▶ **DESCRIPTION OF THE TASK**:
Return only how many lines in the data include the string "title".

▶ **RECORD SET**:

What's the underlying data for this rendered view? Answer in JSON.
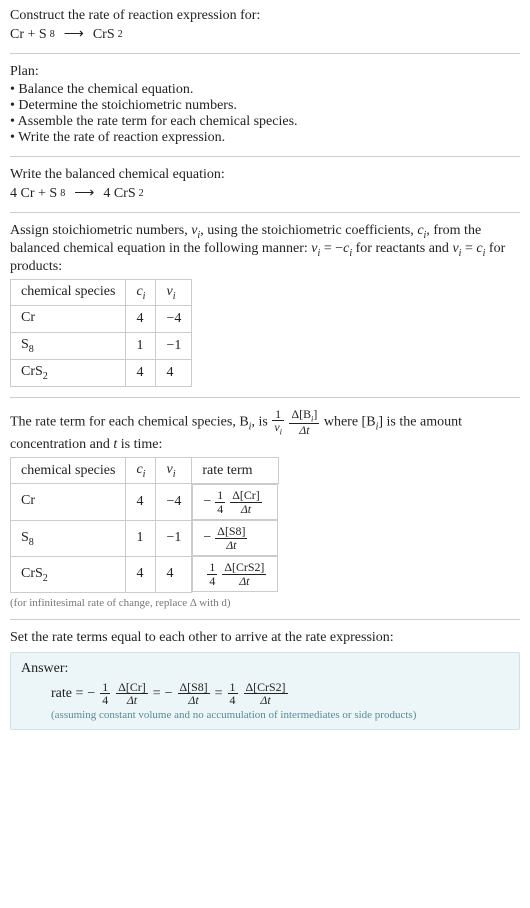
{
  "intro": {
    "construct": "Construct the rate of reaction expression for:",
    "lhs1": "Cr + S",
    "s8_sub": "8",
    "arrow": "⟶",
    "rhs1": "CrS",
    "crs2_sub": "2"
  },
  "plan": {
    "header": "Plan:",
    "items": [
      "Balance the chemical equation.",
      "Determine the stoichiometric numbers.",
      "Assemble the rate term for each chemical species.",
      "Write the rate of reaction expression."
    ]
  },
  "balanced": {
    "header": "Write the balanced chemical equation:",
    "lhs_a": "4 Cr + S",
    "s8_sub": "8",
    "arrow": "⟶",
    "rhs_a": "4 CrS",
    "crs2_sub": "2"
  },
  "assign": {
    "text_a": "Assign stoichiometric numbers, ",
    "nu_i": "ν",
    "sub_i": "i",
    "text_b": ", using the stoichiometric coefficients, ",
    "c_i": "c",
    "text_c": ", from the balanced chemical equation in the following manner: ",
    "eq1_lhs": "ν",
    "eq1_eq": " = −",
    "eq1_rhs": "c",
    "text_d": " for reactants and ",
    "eq2_lhs": "ν",
    "eq2_eq": " = ",
    "eq2_rhs": "c",
    "text_e": " for products:"
  },
  "table1": {
    "headers": {
      "species": "chemical species",
      "c": "c",
      "c_sub": "i",
      "nu": "ν",
      "nu_sub": "i"
    },
    "rows": [
      {
        "species_a": "Cr",
        "species_sub": "",
        "c": "4",
        "nu": "−4"
      },
      {
        "species_a": "S",
        "species_sub": "8",
        "c": "1",
        "nu": "−1"
      },
      {
        "species_a": "CrS",
        "species_sub": "2",
        "c": "4",
        "nu": "4"
      }
    ]
  },
  "rate_term": {
    "text_a": "The rate term for each chemical species, B",
    "sub_i": "i",
    "text_b": ", is ",
    "one": "1",
    "nu_den": "ν",
    "d_num_a": "Δ[B",
    "d_num_b": "]",
    "d_den": "Δt",
    "text_c": " where [B",
    "text_d": "] is the amount concentration and ",
    "t_ital": "t",
    "text_e": " is time:"
  },
  "table2": {
    "headers": {
      "species": "chemical species",
      "c": "c",
      "c_sub": "i",
      "nu": "ν",
      "nu_sub": "i",
      "rate": "rate term"
    },
    "rows": [
      {
        "species_a": "Cr",
        "species_sub": "",
        "c": "4",
        "nu": "−4",
        "rate_sign": "−",
        "rate_num": "1",
        "rate_den": "4",
        "delta_num": "Δ[Cr]",
        "delta_den": "Δt"
      },
      {
        "species_a": "S",
        "species_sub": "8",
        "c": "1",
        "nu": "−1",
        "rate_sign": "−",
        "rate_num": "",
        "rate_den": "",
        "delta_num": "Δ[S8]",
        "delta_den": "Δt"
      },
      {
        "species_a": "CrS",
        "species_sub": "2",
        "c": "4",
        "nu": "4",
        "rate_sign": "",
        "rate_num": "1",
        "rate_den": "4",
        "delta_num": "Δ[CrS2]",
        "delta_den": "Δt"
      }
    ],
    "note": "(for infinitesimal rate of change, replace Δ with d)"
  },
  "set_equal": "Set the rate terms equal to each other to arrive at the rate expression:",
  "answer": {
    "title": "Answer:",
    "rate_label": "rate = ",
    "t1_sign": "−",
    "t1_num": "1",
    "t1_den": "4",
    "t1_dnum": "Δ[Cr]",
    "t1_dden": "Δt",
    "eq": " = ",
    "t2_sign": "−",
    "t2_dnum": "Δ[S8]",
    "t2_dden": "Δt",
    "t3_num": "1",
    "t3_den": "4",
    "t3_dnum": "Δ[CrS2]",
    "t3_dden": "Δt",
    "assumption": "(assuming constant volume and no accumulation of intermediates or side products)"
  }
}
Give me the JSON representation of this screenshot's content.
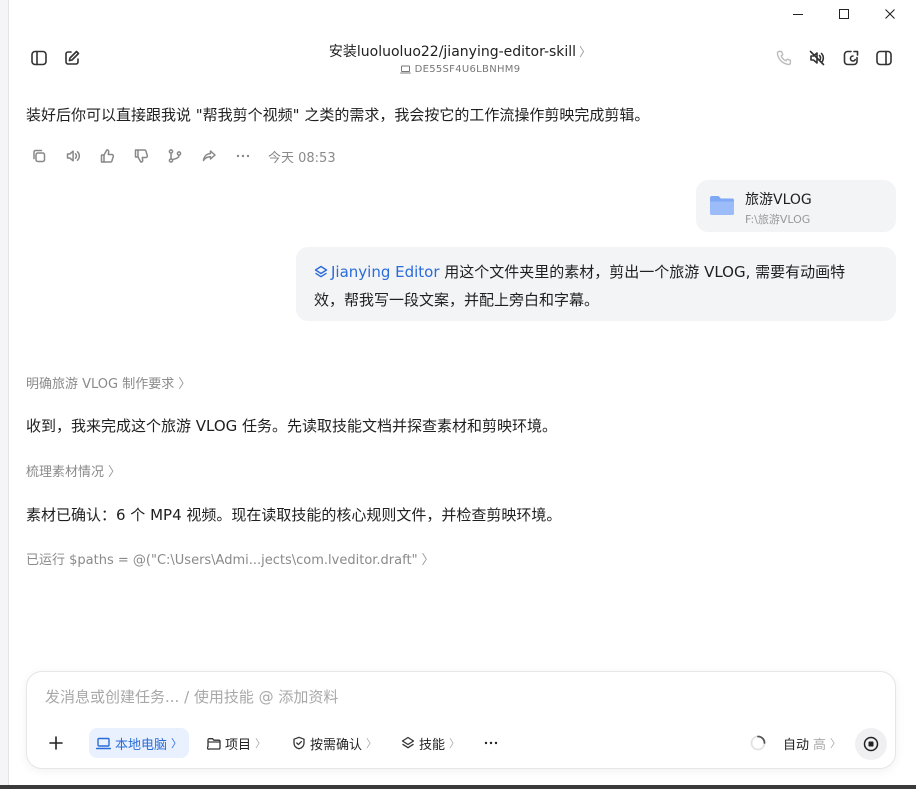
{
  "window": {
    "controls": [
      "minimize-icon",
      "maximize-icon",
      "close-icon"
    ]
  },
  "header": {
    "title": "安装luoluoluo22/jianying-editor-skill",
    "device_id": "DE55SF4U6LBNHM9",
    "left_icons": [
      "sidebar-toggle-icon",
      "new-chat-icon"
    ],
    "right_icons": [
      "phone-icon",
      "volume-mute-icon",
      "refresh-window-icon",
      "panel-toggle-icon"
    ]
  },
  "conversation": {
    "assistant_reply": "装好后你可以直接跟我说 \"帮我剪个视频\" 之类的需求，我会按它的工作流操作剪映完成剪辑。",
    "reply_time": "今天 08:53",
    "reply_actions": [
      "copy-icon",
      "read-aloud-icon",
      "thumbs-up-icon",
      "thumbs-down-icon",
      "branch-icon",
      "share-icon",
      "more-icon"
    ],
    "attachment": {
      "name": "旅游VLOG",
      "path": "F:\\旅游VLOG"
    },
    "user_message": {
      "skill": "Jianying Editor",
      "line1": " 用这个文件夹里的素材，剪出一个旅游 VLOG, 需要有动画特",
      "line2": "效，帮我写一段文案，并配上旁白和字幕。"
    },
    "step1_label": "明确旅游 VLOG 制作要求",
    "step1_text": "收到，我来完成这个旅游 VLOG 任务。先读取技能文档并探查素材和剪映环境。",
    "step2_label": "梳理素材情况",
    "step2_text": "素材已确认：6 个 MP4 视频。现在读取技能的核心规则文件，并检查剪映环境。",
    "step3_label": "已运行 $paths = @(\"C:\\Users\\Admi...jects\\com.lveditor.draft\""
  },
  "composer": {
    "placeholder": "发消息或创建任务... / 使用技能 @ 添加资料",
    "add_icon": "plus-icon",
    "local_label": "本地电脑",
    "project_label": "项目",
    "confirm_label": "按需确认",
    "skills_label": "技能",
    "more_icon": "more-icon",
    "auto_label": "自动",
    "auto_level": "高",
    "stop_icon": "stop-icon"
  },
  "colors": {
    "accent": "#2a6bd9",
    "bubble": "#f3f4f6",
    "folder": "#7fa8f5"
  }
}
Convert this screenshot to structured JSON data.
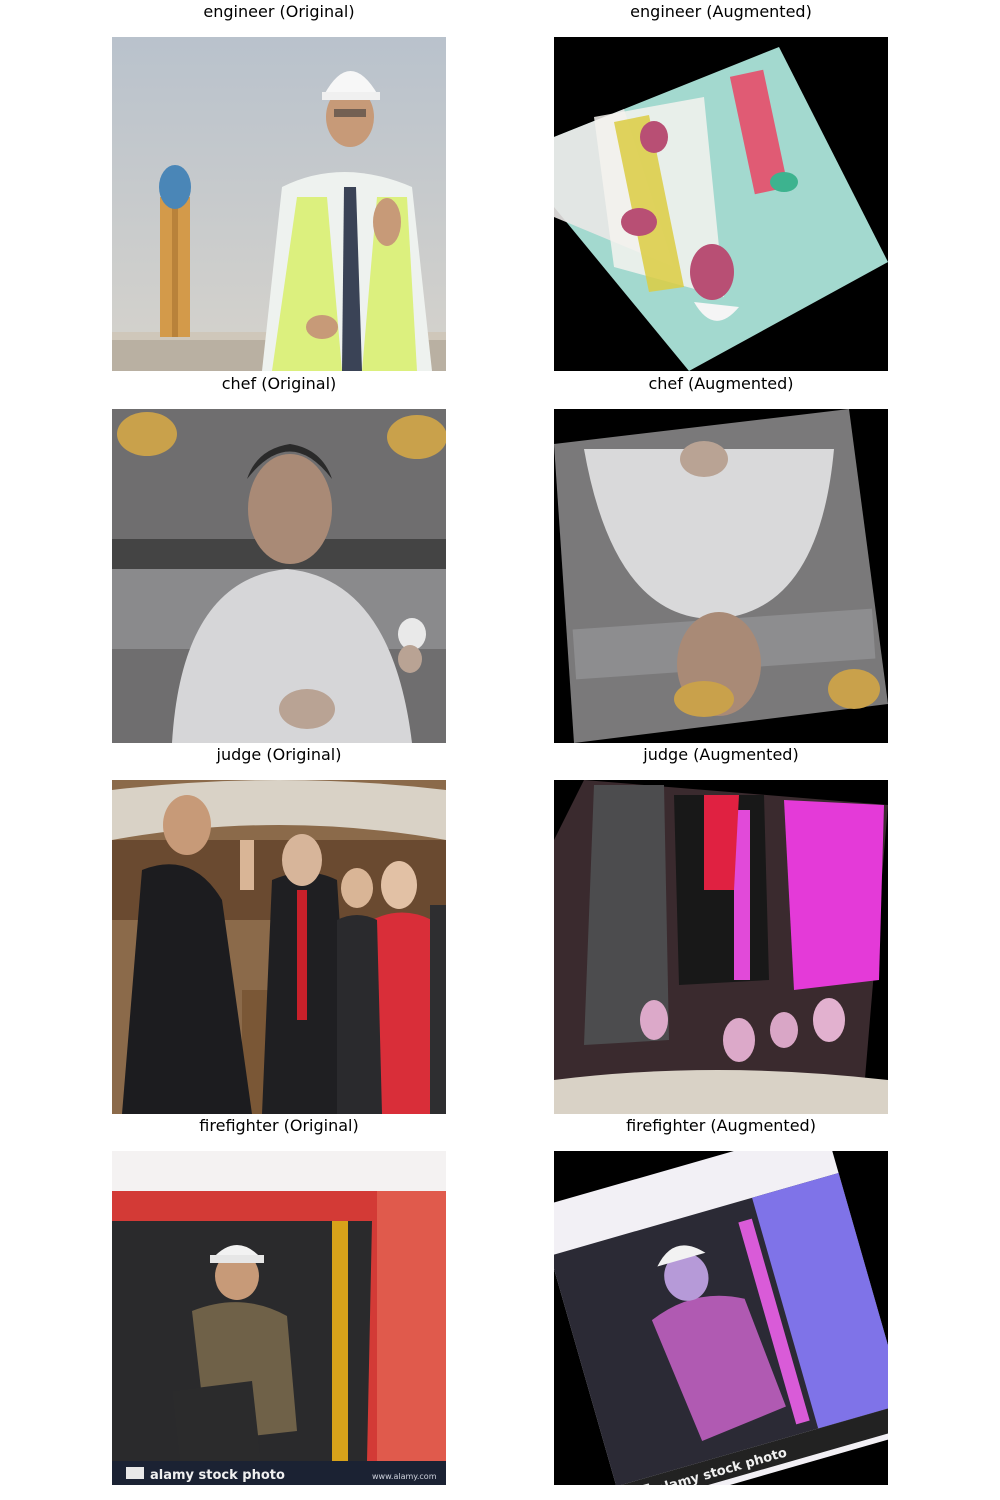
{
  "panels": [
    {
      "title": "engineer (Original)"
    },
    {
      "title": "engineer (Augmented)"
    },
    {
      "title": "chef (Original)"
    },
    {
      "title": "chef (Augmented)"
    },
    {
      "title": "judge (Original)"
    },
    {
      "title": "judge (Augmented)"
    },
    {
      "title": "firefighter (Original)"
    },
    {
      "title": "firefighter (Augmented)"
    }
  ],
  "watermark": "alamy stock photo",
  "watermark_url": "www.alamy.com",
  "colors": {
    "background": "#ffffff",
    "augment_fill": "#000000"
  }
}
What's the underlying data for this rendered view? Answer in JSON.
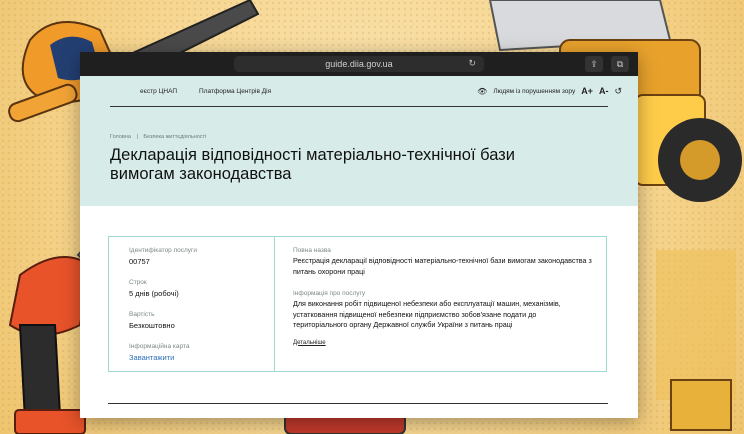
{
  "browser": {
    "url": "guide.diia.gov.ua"
  },
  "nav": {
    "items": [
      "еєстр ЦНАП",
      "Платформа Центрів Дія"
    ],
    "vision_mode": "Людям із порушенням зору",
    "font_increase": "A+",
    "font_decrease": "A-",
    "reset_icon": "reset-icon"
  },
  "breadcrumb": {
    "home": "Головна",
    "separator": "|",
    "section": "Безпека життєдіяльності"
  },
  "page": {
    "title": "Декларація відповідності матеріально-технічної бази вимогам законодавства"
  },
  "card": {
    "left": {
      "id_label": "Ідентифікатор послуги",
      "id_value": "00757",
      "term_label": "Строк",
      "term_value": "5 днів (робочі)",
      "cost_label": "Вартість",
      "cost_value": "Безкоштовно",
      "info_card_label": "Інформаційна карта",
      "download_label": "Завантажити"
    },
    "right": {
      "full_name_label": "Повна назва",
      "full_name_value": "Реєстрація декларації відповідності матеріально-технічної бази вимогам законодавства з питань охорони праці",
      "service_info_label": "Інформація про послугу",
      "service_info_value": "Для виконання робіт підвищеної небезпеки або експлуатації машин, механізмів, устатковання підвищеної небезпеки підприємство зобов'язане подати до територіального органу Державної служби України з питань праці",
      "details_label": "Детальніше"
    }
  },
  "colors": {
    "hero_bg": "#d7ece9",
    "card_border": "#9fd6cf",
    "link": "#2a6ebb",
    "background": "#f6d58f"
  }
}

▶ **FINISHED EXERCISE**:
11